Kaye from the Nathalia Community Bank Committee reminded us locals, and explained to those from Melbourne and beyond, just how much has been happening in the small town of Nathalia – where there has been a major project every decade for the last century. “How is it we can take these dreams and reveal what is already there?” she said. The Nathalia Bendigo Community Bank is proud to say they have contributed $10, 000 to the strategic plan which outlines many areas that require further development.
Bill Kelly, a local artist and social rights activist, explained that we must start “planning for the un-plannable” because “when you do something you must consider the implications for six generations”, because any planning you do today will be there for a long time. To help explain this notion, he spoke of the Nathalia Main Street Plantation which “for whatever reason” was created almost 100 years ago, it was planned well and is “one thing that makes Nathalia interesting….where everybody meets each other”. Without spaces like it, he believes we are “missing out on an awful lot”. Bill also invited us to change our thinking about collaborations and to realise that as a team member “if you give yourself over to the idea that you’re all working toward the same goal, the ego floats away”.
An indigenous artist, Ben McKeown, spoke about how he “ended up in Melbourne…(but) didn’t know how to embrace the city” until he realised that “communities are built up of people” and therefore we need to honour that in urban design. He believes that culture isn’t just buildings though. “There’s street culture, there’s army culture, there’s indigenous culture”. While he was in Melbourne, he helped create a project which included 30 independent living spaces with communal living above a car park, where before the space was mainly used for “bad city stuff at night”. As a result of creating this hostel, the area was no longer as rough and it gave many, otherwise homeless, people an opportunity to be part of a community.

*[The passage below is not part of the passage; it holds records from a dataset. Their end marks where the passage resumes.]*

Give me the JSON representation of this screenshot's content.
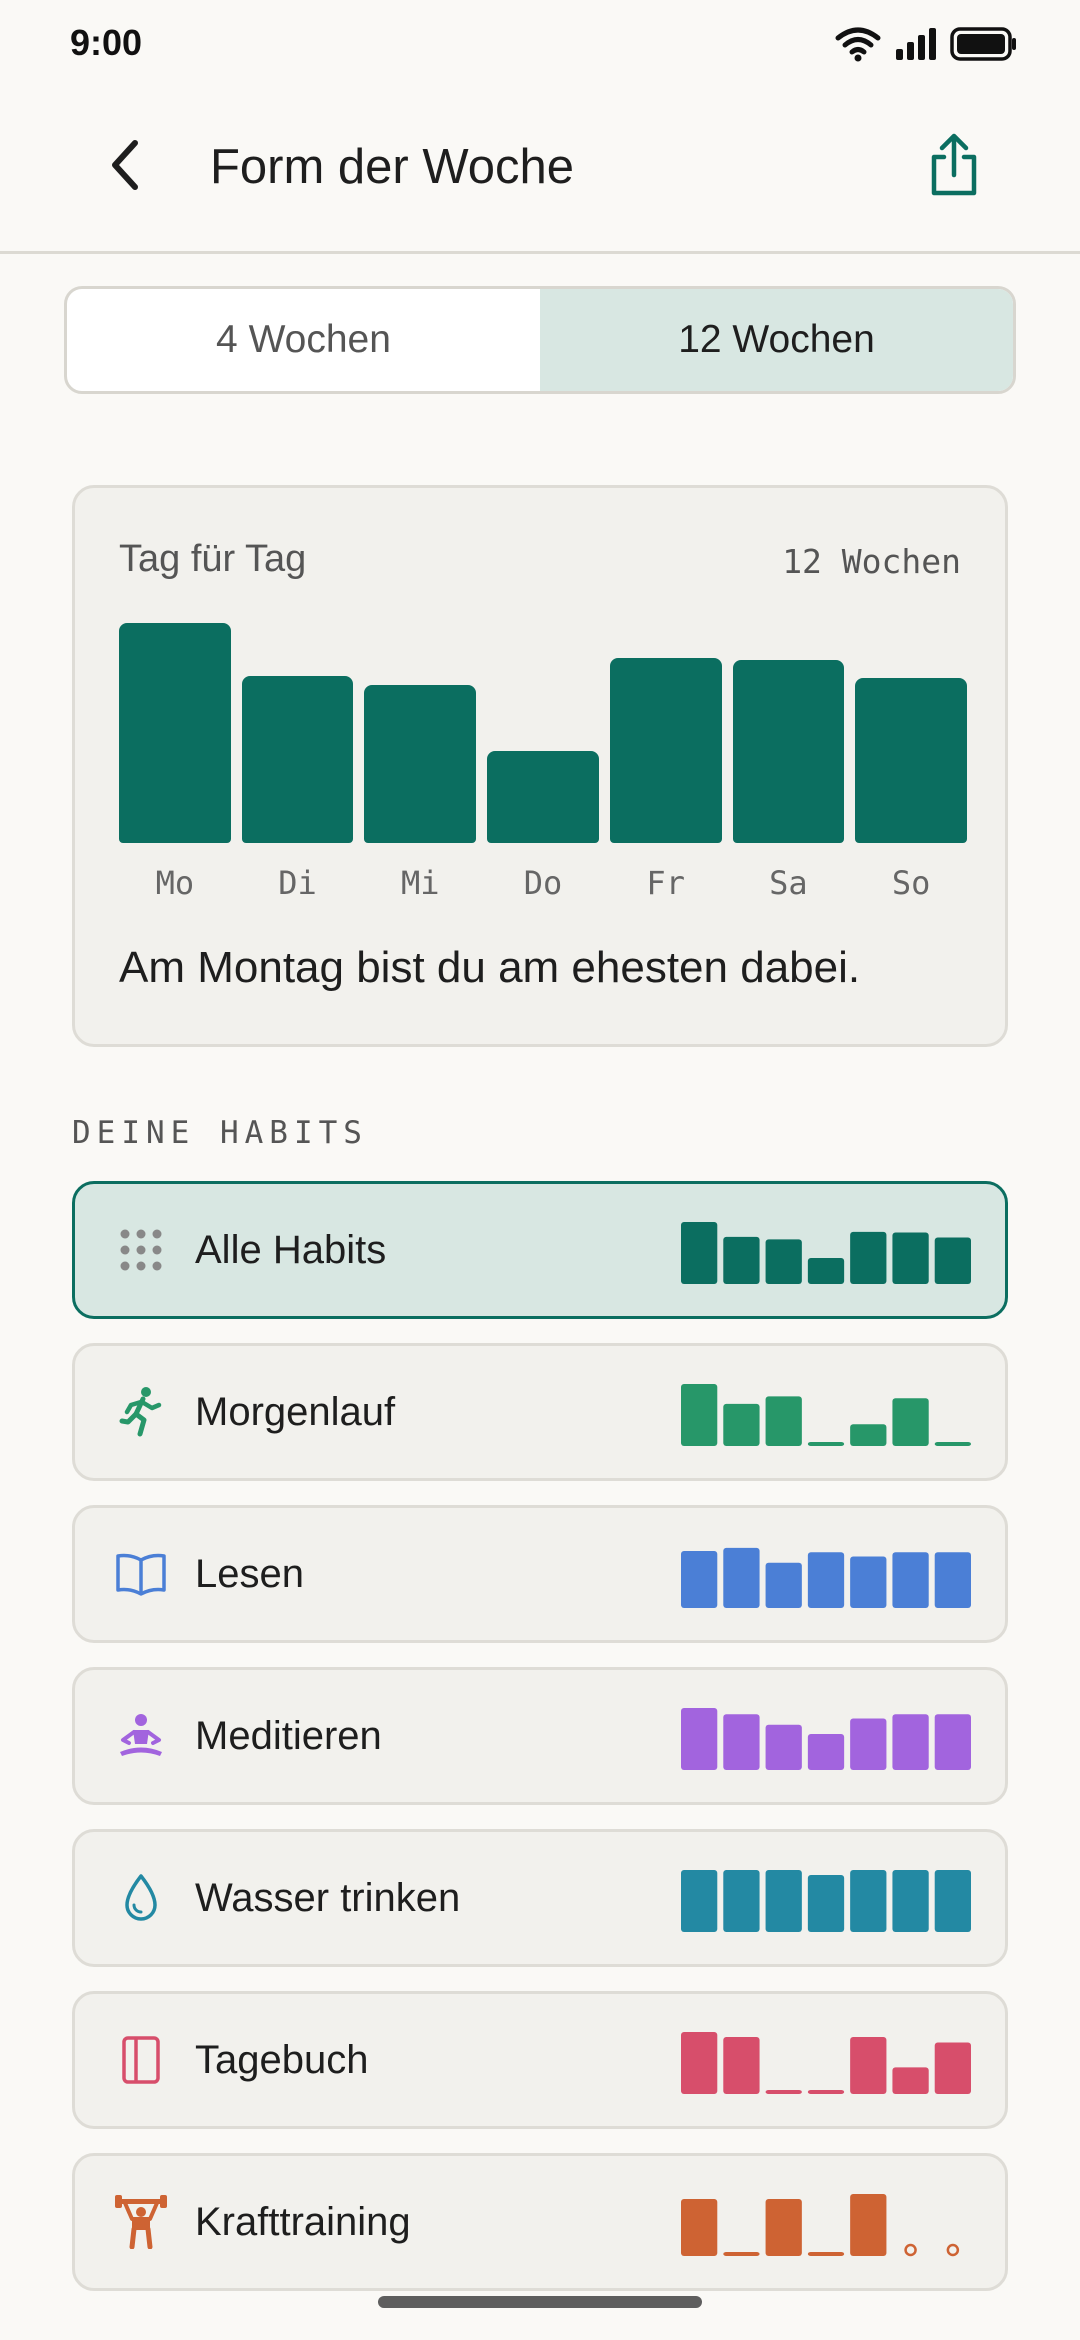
{
  "status": {
    "time": "9:00"
  },
  "header": {
    "title": "Form der Woche"
  },
  "range_toggle": {
    "options": [
      "4 Wochen",
      "12 Wochen"
    ],
    "selected": "12 Wochen"
  },
  "weekday_card": {
    "title": "Tag für Tag",
    "meta": "12 Wochen",
    "insight": "Am Montag bist du am ehesten dabei."
  },
  "chart_data": {
    "type": "bar",
    "categories": [
      "Mo",
      "Di",
      "Mi",
      "Do",
      "Fr",
      "Sa",
      "So"
    ],
    "values": [
      100,
      76,
      72,
      42,
      84,
      83,
      75
    ]
  },
  "habits_section": {
    "label": "DEINE HABITS",
    "items": [
      {
        "name": "Alle Habits",
        "icon": "grid-dots-icon",
        "color": "#0B6E60",
        "selected": true,
        "week": [
          100,
          76,
          72,
          42,
          84,
          83,
          75
        ]
      },
      {
        "name": "Morgenlauf",
        "icon": "runner-icon",
        "color": "#279769",
        "selected": false,
        "week": [
          100,
          68,
          80,
          5,
          35,
          77,
          5
        ]
      },
      {
        "name": "Lesen",
        "icon": "book-icon",
        "color": "#4B7FD6",
        "selected": false,
        "week": [
          92,
          97,
          73,
          90,
          83,
          90,
          90
        ]
      },
      {
        "name": "Meditieren",
        "icon": "meditation-icon",
        "color": "#A264DE",
        "selected": false,
        "week": [
          100,
          90,
          73,
          58,
          83,
          90,
          90
        ]
      },
      {
        "name": "Wasser trinken",
        "icon": "water-drop-icon",
        "color": "#2389A3",
        "selected": false,
        "week": [
          100,
          100,
          100,
          92,
          100,
          100,
          100
        ]
      },
      {
        "name": "Tagebuch",
        "icon": "journal-icon",
        "color": "#D74E6B",
        "selected": false,
        "week": [
          100,
          92,
          5,
          5,
          92,
          43,
          83
        ]
      },
      {
        "name": "Krafttraining",
        "icon": "weightlifter-icon",
        "color": "#CE6333",
        "selected": false,
        "week": [
          92,
          5,
          92,
          5,
          100,
          0,
          0
        ]
      }
    ]
  }
}
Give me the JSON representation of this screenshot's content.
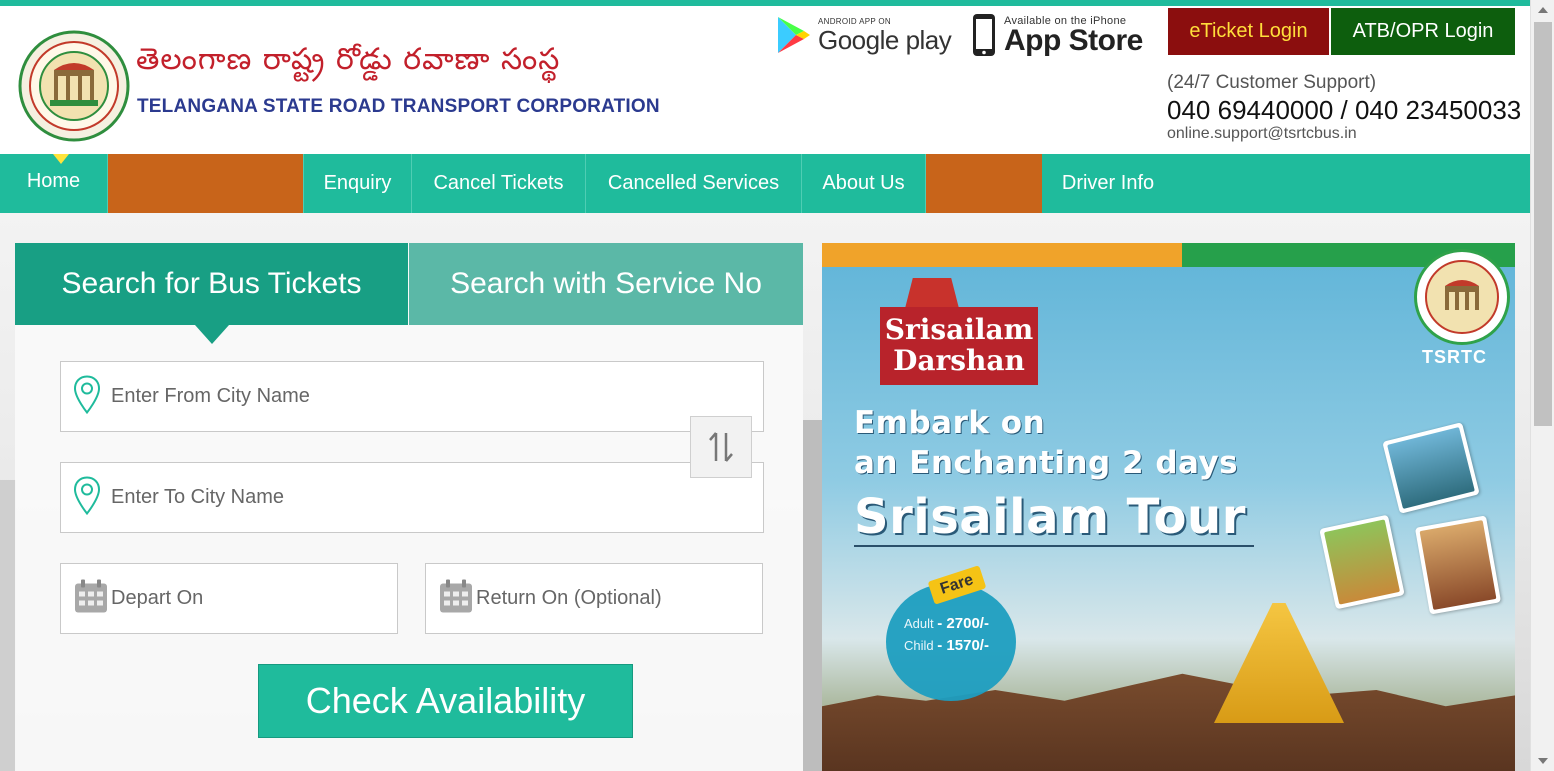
{
  "header": {
    "telugu_title": "తెలంగాణ  రాష్ట్ర రోడ్డు రవాణా సంస్థ",
    "english_title": "TELANGANA STATE ROAD TRANSPORT CORPORATION",
    "google_play": {
      "small": "ANDROID APP ON",
      "big": "Google play"
    },
    "app_store": {
      "small": "Available on the iPhone",
      "big": "App Store"
    },
    "eticket_login": "eTicket Login",
    "atb_login": "ATB/OPR Login",
    "support_label": "(24/7 Customer Support)",
    "support_phone": "040 69440000 / 040 23450033",
    "support_email": "online.support@tsrtcbus.in"
  },
  "nav": {
    "home": "Home",
    "enquiry": "Enquiry",
    "cancel_tickets": "Cancel Tickets",
    "cancelled_services": "Cancelled Services",
    "about_us": "About Us",
    "driver_info": "Driver Info"
  },
  "search": {
    "tab_bus": "Search for Bus Tickets",
    "tab_service": "Search with Service No",
    "from_placeholder": "Enter From City Name",
    "to_placeholder": "Enter To City Name",
    "depart_placeholder": "Depart On",
    "return_placeholder": "Return On (Optional)",
    "check_button": "Check Availability"
  },
  "banner": {
    "title": "Srisailam Darshan",
    "line1": "Embark on",
    "line2": "an Enchanting 2 days",
    "line3": "Srisailam Tour",
    "brand": "TSRTC",
    "fare_tag": "Fare",
    "fare_adult_label": "Adult",
    "fare_adult_value": "- 2700/-",
    "fare_child_label": "Child",
    "fare_child_value": "- 1570/-"
  },
  "colors": {
    "primary_teal": "#1fbb9c",
    "tab_active": "#189f84",
    "tab_inactive": "#5bb8a7",
    "nav_orange": "#c8641a",
    "eticket_bg": "#8b0e0e",
    "eticket_text": "#ffde3b",
    "atb_bg": "#0d5e0d"
  },
  "icons": {
    "location": "location-pin-icon",
    "calendar": "calendar-icon",
    "swap": "swap-arrows-icon"
  }
}
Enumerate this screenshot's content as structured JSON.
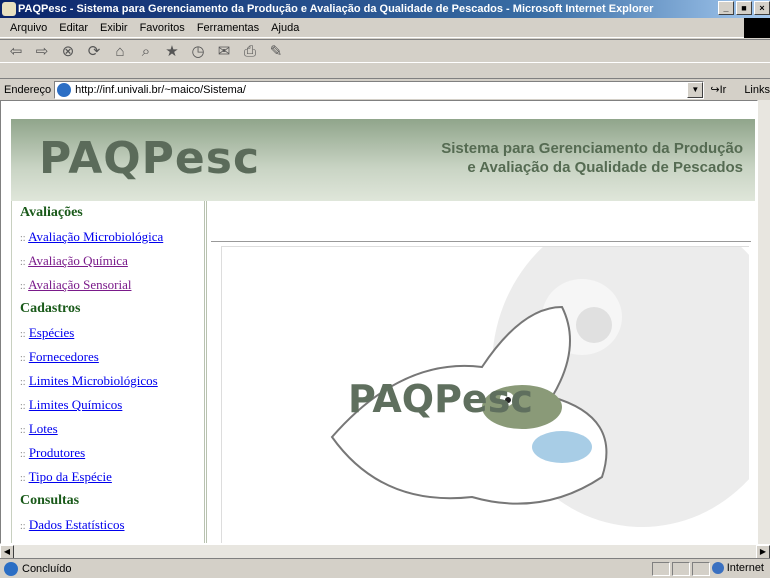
{
  "window": {
    "title": "PAQPesc - Sistema para Gerenciamento da Produção e Avaliação da Qualidade de Pescados - Microsoft Internet Explorer",
    "controls": [
      "_",
      "■",
      "×"
    ]
  },
  "menu": [
    "Arquivo",
    "Editar",
    "Exibir",
    "Favoritos",
    "Ferramentas",
    "Ajuda"
  ],
  "toolbar_icons": [
    "back-icon",
    "forward-icon",
    "stop-icon",
    "refresh-icon",
    "home-icon",
    "search-icon",
    "favorites-icon",
    "history-icon",
    "mail-icon",
    "print-icon",
    "edit-icon"
  ],
  "address": {
    "label": "Endereço",
    "url": "http://inf.univali.br/~maico/Sistema/",
    "go": "Ir",
    "links": "Links"
  },
  "banner": {
    "brand": "PAQPesc",
    "tagline_line1": "Sistema para Gerenciamento da Produção",
    "tagline_line2": "e Avaliação da Qualidade de Pescados"
  },
  "sidebar": {
    "sections": [
      {
        "title": "Avaliações",
        "items": [
          {
            "label": "Avaliação Microbiológica",
            "visited": false
          },
          {
            "label": "Avaliação Química",
            "visited": true
          },
          {
            "label": "Avaliação Sensorial",
            "visited": true
          }
        ]
      },
      {
        "title": "Cadastros",
        "items": [
          {
            "label": "Espécies",
            "visited": false
          },
          {
            "label": "Fornecedores",
            "visited": false
          },
          {
            "label": "Limites Microbiológicos",
            "visited": false
          },
          {
            "label": "Limites Químicos",
            "visited": false
          },
          {
            "label": "Lotes",
            "visited": false
          },
          {
            "label": "Produtores",
            "visited": false
          },
          {
            "label": "Tipo da Espécie",
            "visited": false
          }
        ]
      },
      {
        "title": "Consultas",
        "items": [
          {
            "label": "Dados Estatísticos",
            "visited": false
          }
        ]
      }
    ]
  },
  "main": {
    "logo_text": "PAQPesc"
  },
  "status": {
    "text": "Concluído",
    "zone": "Internet"
  }
}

He impressed on everyone the importance of not working “against the space, work with it” – which is exactly what he did above a once run down car park.
Liesl Malam and Adam Haddow spoke about how important it is to “educate ourselves about design” because there is “enormous potential here”, but we must realise “we can do it”, we can make our towns bigger and better for all.
NUDF08 opened my eyes to urban designing which I previously knew very little about. In short it involves town planning, in physical, artistic and mental attitude-changing ways for the development of towns or cities. And it showed us that we can make a difference and improve the places where we and others live.
Thanks to NUDF08 Sponsors